*PROBLEM:* When you reproduce the listing, keep every word as it is and drop the pictures.

*TASK MATERIAL:*

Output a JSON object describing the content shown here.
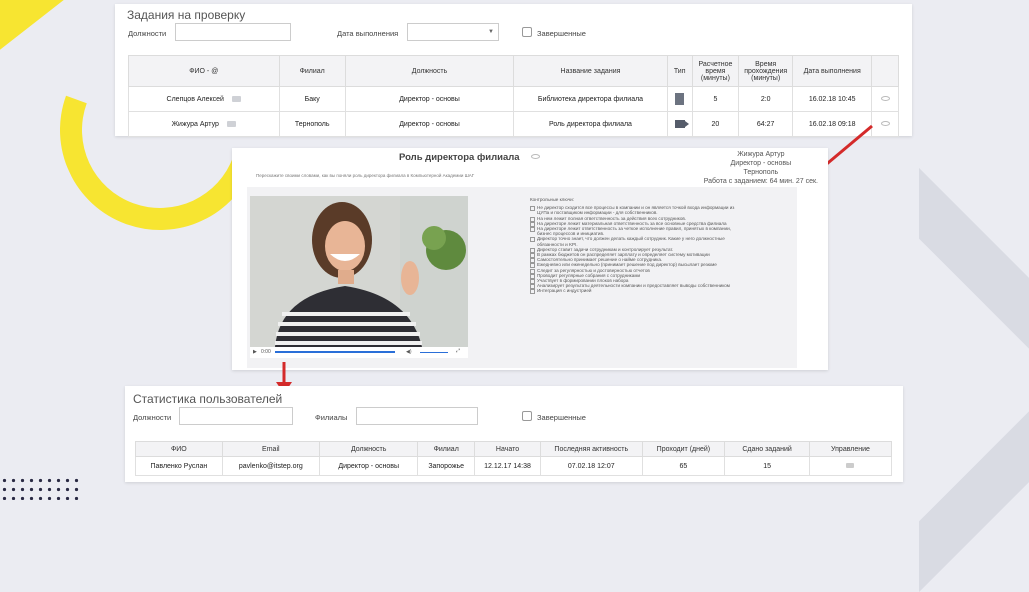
{
  "colors": {
    "accent_red": "#d42a2a",
    "brand_yellow": "#f7e531"
  },
  "review": {
    "title": "Задания на проверку",
    "filters": {
      "position_label": "Должности",
      "due_label": "Дата выполнения",
      "completed_label": "Завершенные"
    },
    "columns": [
      "ФИО - @",
      "Филиал",
      "Должность",
      "Название задания",
      "Тип",
      "Расчетное время (минуты)",
      "Время прохождения (минуты)",
      "Дата выполнения",
      ""
    ],
    "rows": [
      {
        "name": "Слепцов Алексей",
        "branch": "Баку",
        "position": "Директор - основы",
        "task": "Библиотека директора филиала",
        "type_icon": "document-icon",
        "est": "5",
        "time": "2:0",
        "date": "16.02.18 10:45"
      },
      {
        "name": "Жижура Артур",
        "branch": "Тернополь",
        "position": "Директор - основы",
        "task": "Роль директора филиала",
        "type_icon": "video-icon",
        "est": "20",
        "time": "64:27",
        "date": "16.02.18 09:18"
      }
    ]
  },
  "result": {
    "title": "Роль директора филиала",
    "user": "Жижура Артур",
    "position": "Директор - основы",
    "city": "Тернополь",
    "work_time": "Работа с заданием: 64 мин. 27 сек.",
    "instruction": "Перескажите своими словами, как вы поняли роль директора филиала в Компьютерной Академии ШАГ",
    "video_time": "0:00",
    "keys_title": "Контрольные ключи:",
    "keys": [
      "Не директор сходится все процессы в компании и он является точкой входа информации из",
      "ЦУПа и поставщиком информации - для собственников.",
      "На нем лежит полная ответственность за действия всех сотрудников.",
      "На директоре лежит материальная ответственность за все основные средства филиала",
      "На директоре лежит ответственность за четкое исполнение правил, принятых в компании,",
      "бизнес процессов и инициатив.",
      "Директор точно знает, что должен делать каждый сотрудник. Какие у него должностные",
      "обязанности и KPI.",
      "Директор ставит задачи сотрудникам и контролирует результат.",
      "В рамках бюджетов он распределяет зарплату и определяет систему мотивации",
      "Самостоятельно принимает решение о найме сотрудника.",
      "Ежедневно или еженедельно (принимает решение под директор) высылает резюме",
      "Следит за регулярностью и достоверностью отчетов",
      "Проводит регулярные собрания с сотрудниками",
      "Участвует в формировании плоков набора",
      "Анализирует результаты деятельности компании и предоставляет выводы собственником",
      "Интеграция с индустрией"
    ]
  },
  "stats": {
    "title": "Статистика пользователей",
    "filters": {
      "position_label": "Должности",
      "branch_label": "Филиалы",
      "completed_label": "Завершенные"
    },
    "columns": [
      "ФИО",
      "Email",
      "Должность",
      "Филиал",
      "Начато",
      "Последняя активность",
      "Проходит (дней)",
      "Сдано заданий",
      "Управление"
    ],
    "rows": [
      {
        "name": "Павленко Руслан",
        "email": "pavlenko@itstep.org",
        "position": "Директор - основы",
        "branch": "Запорожье",
        "started": "12.12.17 14:38",
        "last": "07.02.18 12:07",
        "days": "65",
        "done": "15"
      }
    ]
  }
}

*THE COMPLETED TASK:*
Output a JSON object describing the content shown here.
{
  "colors": {
    "accent_red": "#d42a2a",
    "brand_yellow": "#f7e531"
  },
  "review": {
    "title": "Задания на проверку",
    "filters": {
      "position_label": "Должности",
      "due_label": "Дата выполнения",
      "completed_label": "Завершенные"
    },
    "columns": [
      "ФИО - @",
      "Филиал",
      "Должность",
      "Название задания",
      "Тип",
      "Расчетное время (минуты)",
      "Время прохождения (минуты)",
      "Дата выполнения",
      ""
    ],
    "rows": [
      {
        "name": "Слепцов Алексей",
        "branch": "Баку",
        "position": "Директор - основы",
        "task": "Библиотека директора филиала",
        "type_icon": "document-icon",
        "est": "5",
        "time": "2:0",
        "date": "16.02.18 10:45"
      },
      {
        "name": "Жижура Артур",
        "branch": "Тернополь",
        "position": "Директор - основы",
        "task": "Роль директора филиала",
        "type_icon": "video-icon",
        "est": "20",
        "time": "64:27",
        "date": "16.02.18 09:18"
      }
    ]
  },
  "result": {
    "title": "Роль директора филиала",
    "user": "Жижура Артур",
    "position": "Директор - основы",
    "city": "Тернополь",
    "work_time": "Работа с заданием: 64 мин. 27 сек.",
    "instruction": "Перескажите своими словами, как вы поняли роль директора филиала в Компьютерной Академии ШАГ",
    "video_time": "0:00",
    "keys_title": "Контрольные ключи:",
    "keys": [
      "Не директор сходится все процессы в компании и он является точкой входа информации из",
      "ЦУПа и поставщиком информации - для собственников.",
      "На нем лежит полная ответственность за действия всех сотрудников.",
      "На директоре лежит материальная ответственность за все основные средства филиала",
      "На директоре лежит ответственность за четкое исполнение правил, принятых в компании,",
      "бизнес процессов и инициатив.",
      "Директор точно знает, что должен делать каждый сотрудник. Какие у него должностные",
      "обязанности и KPI.",
      "Директор ставит задачи сотрудникам и контролирует результат.",
      "В рамках бюджетов он распределяет зарплату и определяет систему мотивации",
      "Самостоятельно принимает решение о найме сотрудника.",
      "Ежедневно или еженедельно (принимает решение под директор) высылает резюме",
      "Следит за регулярностью и достоверностью отчетов",
      "Проводит регулярные собрания с сотрудниками",
      "Участвует в формировании плоков набора",
      "Анализирует результаты деятельности компании и предоставляет выводы собственником",
      "Интеграция с индустрией"
    ]
  },
  "stats": {
    "title": "Статистика пользователей",
    "filters": {
      "position_label": "Должности",
      "branch_label": "Филиалы",
      "completed_label": "Завершенные"
    },
    "columns": [
      "ФИО",
      "Email",
      "Должность",
      "Филиал",
      "Начато",
      "Последняя активность",
      "Проходит (дней)",
      "Сдано заданий",
      "Управление"
    ],
    "rows": [
      {
        "name": "Павленко Руслан",
        "email": "pavlenko@itstep.org",
        "position": "Директор - основы",
        "branch": "Запорожье",
        "started": "12.12.17 14:38",
        "last": "07.02.18 12:07",
        "days": "65",
        "done": "15"
      }
    ]
  }
}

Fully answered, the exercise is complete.